“I was just going to say, you don't have to tell me a secret,” she said, her hushed voice echoing faintly. “I know this isn't your thing.”
My pulse quickened with the idea of telling her my real secret. Not that I would. I looked down, kicking at the dirt.
That's when I saw it.
A straight-line shape among the ragged leaves and rocks. I nudged it with a boot.
“What?” Sarah asked.
“There's some kind of box down here.” I squatted and ran my hand over the cool leather surface.
Sarah knelt too, her hand brushing mine as she touched the box. I felt the whisper of her breath as she leaned closer, and I thought about how it might feel to kiss her. Not like we had in sixth grade but like we might now. Like she and Trip kissed.
“What's inside?” she asked. It was rhetorical, of course, but I had a weird sense of dÃ©jÃ vu, like I'd been here, heard these same words before. Like I almost knew the answer. “Let's take it out to the fire,” she said.
“Yeah,” I agreed, not moving. A dark, unsettling worry crept through me.
I felt Sarah watching. “Riley?” Her voice saying my name in the quiet of the cave sent chills up my spine. “Are you afraid?”
There was gooseflesh on my arms, under layers of clothes, and I realized I was. “No,” I told her. “Of course not.” To prove it I lifted the box, and something inside shifted as I tucked the case under my arm. “Let's go.”
We stepped back into the clearing, the bright fire raging against the shadowy woods. “Did he tell you a secret?” Tannis asked suggestively.
“Lots,” Sarah said.
“We found something,” I said. Everyone crowded around, peering at the box.
“Cool,” Trip said. “Open it up.”
. It was an immediate and primal response. But I pressed the button anyway, and the latch on the front sprung open with a sharp click. I remember thinking maybe it'd be worth something, whatever was inside. The box was old, hidden for who knows how long. Childhood stories of pirates and treasure jumped to mind, and I felt a sharp disappointment as I lifted the object out. Not gold coins or jewels or important documents.
Tannis wrinkled her nose. “Are those . . . binoculars?”
“Yep,” I said, though they weren't like any I'd ever seen before. Clunky, with strange knobs and gears and lenses longer than they should have been. They looked like a cross between a small telescope with two barrels and a brass View-Master, dirty with bits of green where the metal had oxidized.

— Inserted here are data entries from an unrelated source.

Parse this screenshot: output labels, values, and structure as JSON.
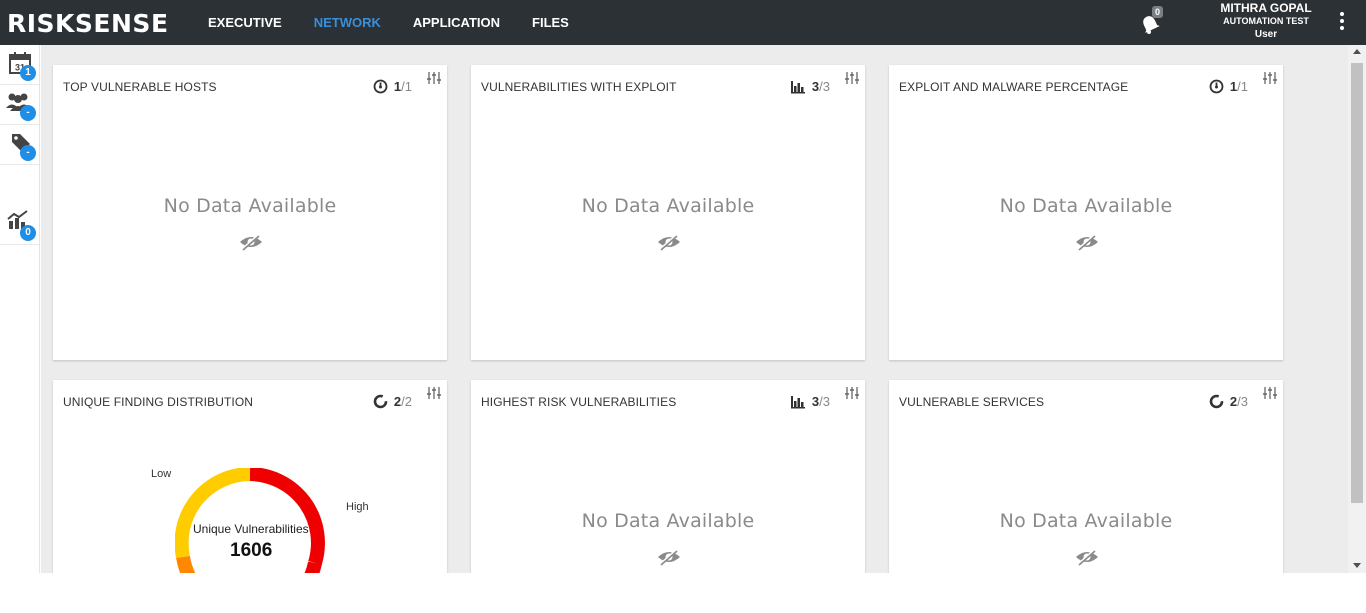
{
  "brand": {
    "logo_text": "RISKSENSE"
  },
  "nav": {
    "items": [
      {
        "label": "EXECUTIVE",
        "active": false
      },
      {
        "label": "NETWORK",
        "active": true
      },
      {
        "label": "APPLICATION",
        "active": false
      },
      {
        "label": "FILES",
        "active": false
      }
    ]
  },
  "notifications": {
    "count": "0"
  },
  "user": {
    "name": "MITHRA GOPAL",
    "org": "AUTOMATION TEST",
    "role": "User"
  },
  "sidebar": {
    "items": [
      {
        "icon": "calendar-icon",
        "badge": "1",
        "calendar_day": "31"
      },
      {
        "icon": "users-icon",
        "badge": "-"
      },
      {
        "icon": "tag-icon",
        "badge": "-"
      },
      {
        "icon": "trend-chart-icon",
        "badge": "0"
      }
    ]
  },
  "cards": [
    {
      "title": "TOP VULNERABLE HOSTS",
      "count_icon": "gauge-icon",
      "count": "1",
      "total": "/1",
      "message": "No Data Available"
    },
    {
      "title": "VULNERABILITIES WITH EXPLOIT",
      "count_icon": "bar-chart-icon",
      "count": "3",
      "total": "/3",
      "message": "No Data Available"
    },
    {
      "title": "EXPLOIT AND MALWARE PERCENTAGE",
      "count_icon": "gauge-icon",
      "count": "1",
      "total": "/1",
      "message": "No Data Available"
    },
    {
      "title": "UNIQUE FINDING DISTRIBUTION",
      "count_icon": "donut-icon",
      "count": "2",
      "total": "/2",
      "message": ""
    },
    {
      "title": "HIGHEST RISK VULNERABILITIES",
      "count_icon": "bar-chart-icon",
      "count": "3",
      "total": "/3",
      "message": "No Data Available"
    },
    {
      "title": "VULNERABLE SERVICES",
      "count_icon": "donut-icon",
      "count": "2",
      "total": "/3",
      "message": "No Data Available"
    }
  ],
  "chart_data": {
    "type": "pie",
    "center_label": "Unique Vulnerabilities",
    "center_value": "1606",
    "labels": [
      "Low",
      "High"
    ],
    "colors": {
      "high": "#ee0000",
      "medium": "#ffcc00",
      "low": "#ff8800"
    }
  }
}
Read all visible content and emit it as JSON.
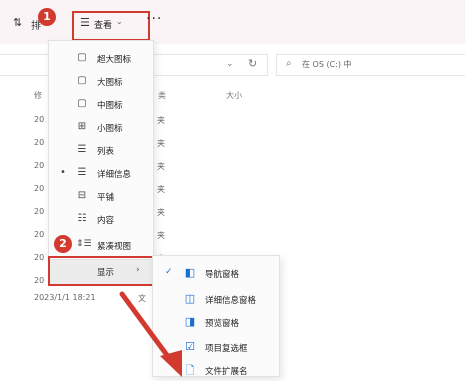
{
  "toolbar": {
    "sort_icon": "⇅",
    "sort_label": "排",
    "view_label": "查看",
    "view_caret": "⌄",
    "more_label": "···"
  },
  "badges": {
    "one": "1",
    "two": "2"
  },
  "address": {
    "chevron": "⌄",
    "refresh": "↻"
  },
  "search": {
    "placeholder": "在 OS (C:) 中"
  },
  "columns": {
    "modified": "修",
    "type": "类",
    "size": "大小"
  },
  "rows": [
    {
      "date": "20",
      "type": "夹"
    },
    {
      "date": "20",
      "type": "夹"
    },
    {
      "date": "20",
      "type": "夹"
    },
    {
      "date": "20",
      "type": "夹"
    },
    {
      "date": "20",
      "type": "夹"
    },
    {
      "date": "20",
      "type": "夹"
    },
    {
      "date": "20",
      "type": "夹"
    },
    {
      "date": "20",
      "type": "夹"
    },
    {
      "date": "20",
      "type": "夹"
    }
  ],
  "view_menu": {
    "items": [
      {
        "label": "超大图标",
        "icon": "▢"
      },
      {
        "label": "大图标",
        "icon": "▢"
      },
      {
        "label": "中图标",
        "icon": "▢"
      },
      {
        "label": "小图标",
        "icon": "⊞"
      },
      {
        "label": "列表",
        "icon": "☰"
      },
      {
        "label": "详细信息",
        "icon": "☰",
        "selected": true
      },
      {
        "label": "平铺",
        "icon": "⊟"
      },
      {
        "label": "内容",
        "icon": "☷"
      },
      {
        "label": "紧凑视图",
        "icon": "⇕☰"
      }
    ],
    "bullet": "•",
    "show_label": "显示",
    "show_arrow": "›"
  },
  "show_submenu": {
    "check": "✓",
    "items": [
      {
        "label": "导航窗格",
        "icon": "◧",
        "checked": true
      },
      {
        "label": "详细信息窗格",
        "icon": "◫"
      },
      {
        "label": "预览窗格",
        "icon": "◨"
      },
      {
        "label": "项目复选框",
        "icon": "☑"
      },
      {
        "label": "文件扩展名",
        "icon": "🗋"
      }
    ]
  },
  "footer": {
    "date": "2023/1/1 18:21",
    "type": "文"
  },
  "colors": {
    "accent_red": "#d33a2f",
    "toolbar_bg": "#fbf4f6",
    "check_blue": "#1a6fd1"
  }
}
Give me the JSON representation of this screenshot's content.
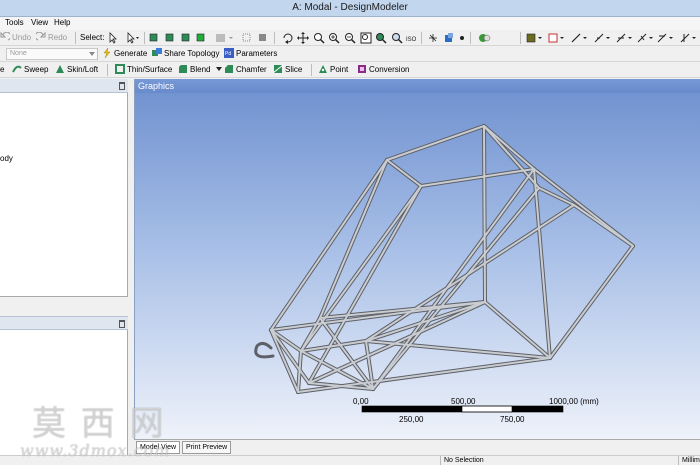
{
  "window": {
    "title": "A: Modal - DesignModeler"
  },
  "menu": [
    "Tools",
    "View",
    "Help"
  ],
  "toolbar1": {
    "undo": "Undo",
    "redo": "Redo",
    "select_label": "Select:"
  },
  "toolbar2": {
    "mode_value": "None",
    "generate": "Generate",
    "share_topology": "Share Topology",
    "parameters": "Parameters"
  },
  "toolbar3": {
    "extrude_cut": "e",
    "sweep": "Sweep",
    "skin_loft": "Skin/Loft",
    "thin_surface": "Thin/Surface",
    "blend": "Blend",
    "chamfer": "Chamfer",
    "slice": "Slice",
    "point": "Point",
    "conversion": "Conversion"
  },
  "tree": {
    "item_fragment": "ody"
  },
  "graphics": {
    "title": "Graphics"
  },
  "scale": {
    "top_labels": [
      "0,00",
      "500,00",
      "1000,00 (mm)"
    ],
    "bottom_labels": [
      "250,00",
      "750,00"
    ]
  },
  "tabs": [
    "Model View",
    "Print Preview"
  ],
  "status": {
    "selection": "No Selection",
    "units": "Millim"
  },
  "watermark": {
    "chars": "莫 西 网",
    "url": "www.3dmox.com"
  }
}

Forgotten by some old bird-watcher or hunter
, I thought, turning them over.
Someone sheltering in the cave or camping up here
. I rubbed the lenses, which were clear and unbroken. I'd have Morris Headley at the antiques shop check them out. He always had junk like this in the window. If I were lucky, maybe they'd turn out to be worth a few bucks.